Design Focus: Oakfoils
As a kid we used to have shaping parties where we’d strip down an old Jacob or Bing and shape it into a shorter board. There were so many longboards that I would love to have today, but at the time, everyone just wanted shorter boards. Shortboard blanks weren’t readily available.
A PASSION PROJECT
In my mid-teens I was shaping boards for most all my friends, but I knew that if I relied on shaping for my sole income, it would strip away some of my passion. I made an intentional decision to shape as a hobby, but there’s always been overlap between shaping and my profession. Professionally, I’ve always worked with machining, mechanics, design, and an element of hand-craftsmanship. I’ve spent a lot of my career doing dental maxillofacial restorations, working with oral surgeons and dentists to fabricate implants using high-noble alloys to reconstruct facial features, like a jaw or chin. Through it all, I’ve always relied on shaping as a creative outlet and mental vacation. Shaping has been really hard on my body, but I love it more than any other project I’ve worked on.

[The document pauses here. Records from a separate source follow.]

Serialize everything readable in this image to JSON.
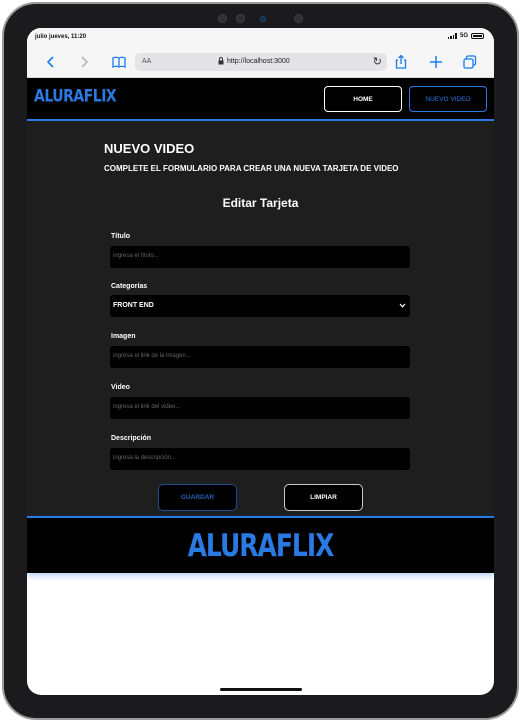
{
  "status_bar": {
    "time": "julio jueves, 11:20",
    "network": "5G"
  },
  "browser": {
    "aa_label": "AA",
    "url": "http://localhost:3000"
  },
  "header": {
    "logo": "ALURAFLIX",
    "nav": {
      "home_label": "HOME",
      "new_video_label": "NUEVO VIDEO"
    }
  },
  "form": {
    "title": "NUEVO VIDEO",
    "subtitle": "COMPLETE EL FORMULARIO PARA CREAR UNA NUEVA TARJETA DE VIDEO",
    "card_title": "Editar Tarjeta",
    "fields": {
      "titulo": {
        "label": "Título",
        "placeholder": "ingresa el título..."
      },
      "categorias": {
        "label": "Categorías",
        "value": "FRONT END"
      },
      "imagen": {
        "label": "Imagen",
        "placeholder": "ingresa el link de la imagen..."
      },
      "video": {
        "label": "Video",
        "placeholder": "ingresa el link del video..."
      },
      "descripcion": {
        "label": "Descripción",
        "placeholder": "ingresa la descripción..."
      }
    },
    "buttons": {
      "save_label": "GUARDAR",
      "clear_label": "LIMPIAR"
    }
  },
  "footer": {
    "logo": "ALURAFLIX"
  },
  "colors": {
    "accent": "#2a7ae4",
    "page_bg": "#1e1e1e",
    "header_bg": "#000000"
  }
}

I never received a formal education for my work in the dental industry. I never apprenticed under any shapers. I just had a drive to learn and to improve upon little facets of what currently existed. For example, when shaping machines became available, I saw insufficiencies with the slice scanning and the interpolated data points so I developed better software. It took a long time and I had to learn to code and incorporate post-processes with existing software. I had to engineer my own version of the design software and build my own machine to be able to more accurately and precisely cut the designs.
Every board starts as an analogue hand-shape, when post processed I save it as a digital file. I’ll hand-shape the board, then do a “3D scan” of the board digitally with tens of thousands of data points and measurements to the fourth decimal point. I’ll then use that data as a reference for that particular customer to build their next board, making minute adjustments based on their feedback. I keep very detailed records for every customer and track data points with performance characteristics. All of those statistics are applied to every board that I build.

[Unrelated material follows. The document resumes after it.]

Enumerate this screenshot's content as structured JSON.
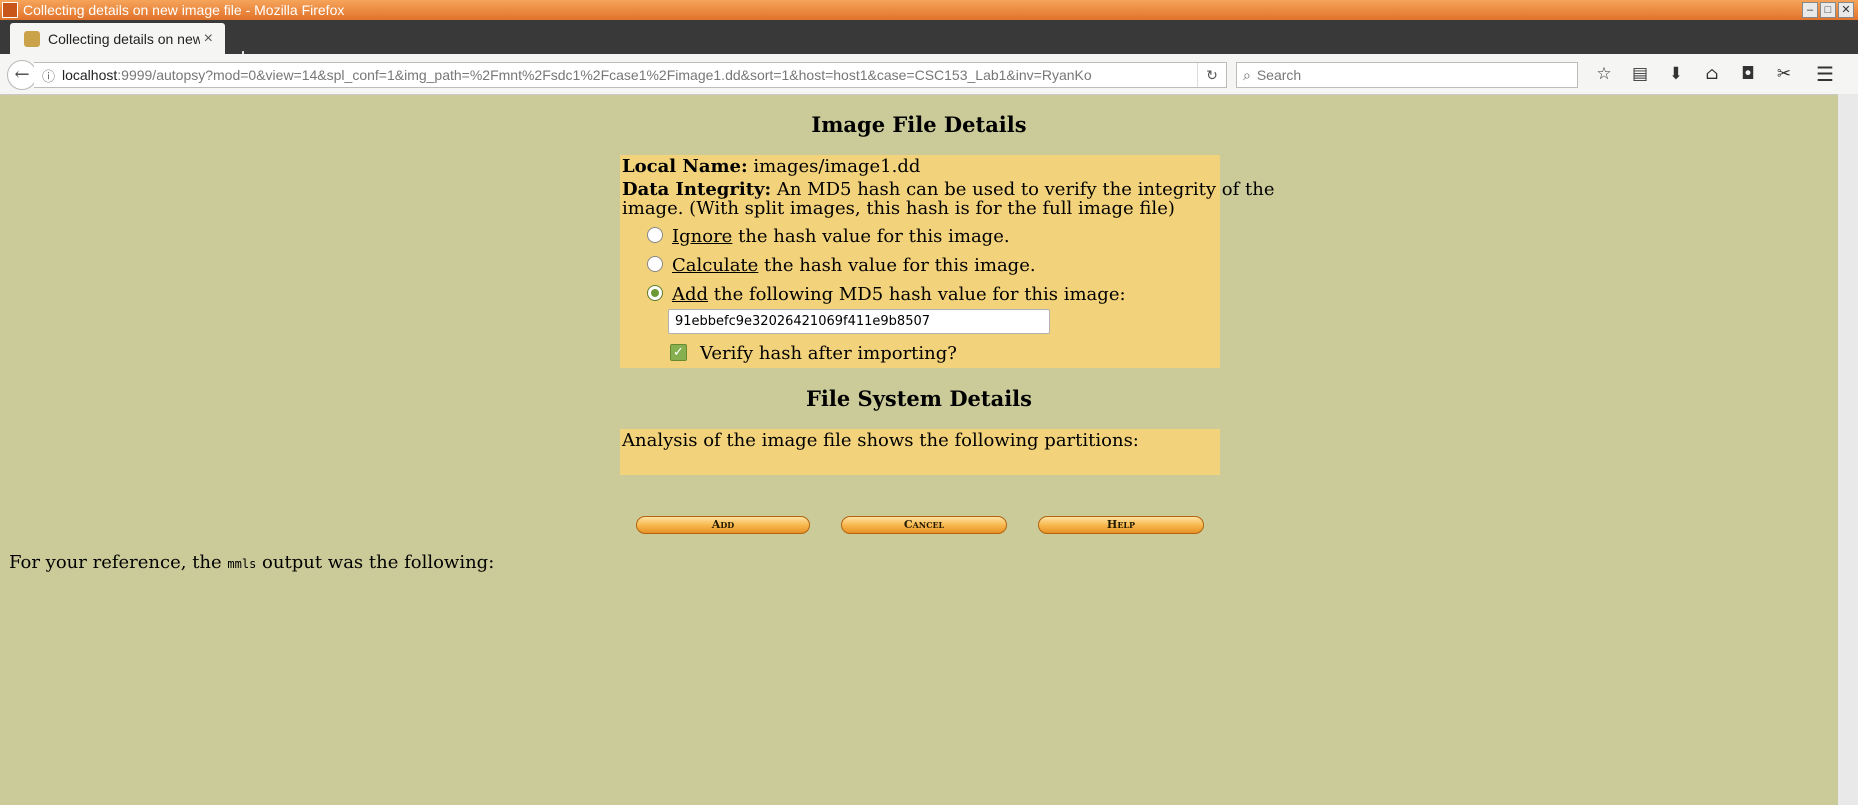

Shaping is unique because you’re assisting someone in their journey of self expression. The shaper is simply an interface, the stylus, for helping them pursue their journey. Each board presents unique challenges, but it’s really gratifying to work to refine your own practice so that you can fulfill a client’s requirements. I like that journey. I like the struggle. The challenge is what makes it rewarding. Every single board I make is custom, because that’s the only way I can address someone’s specific needs. It doesn’t matter how good the board looks, if the board doesn’t function for the surfer, then you’ve failed as the shaper.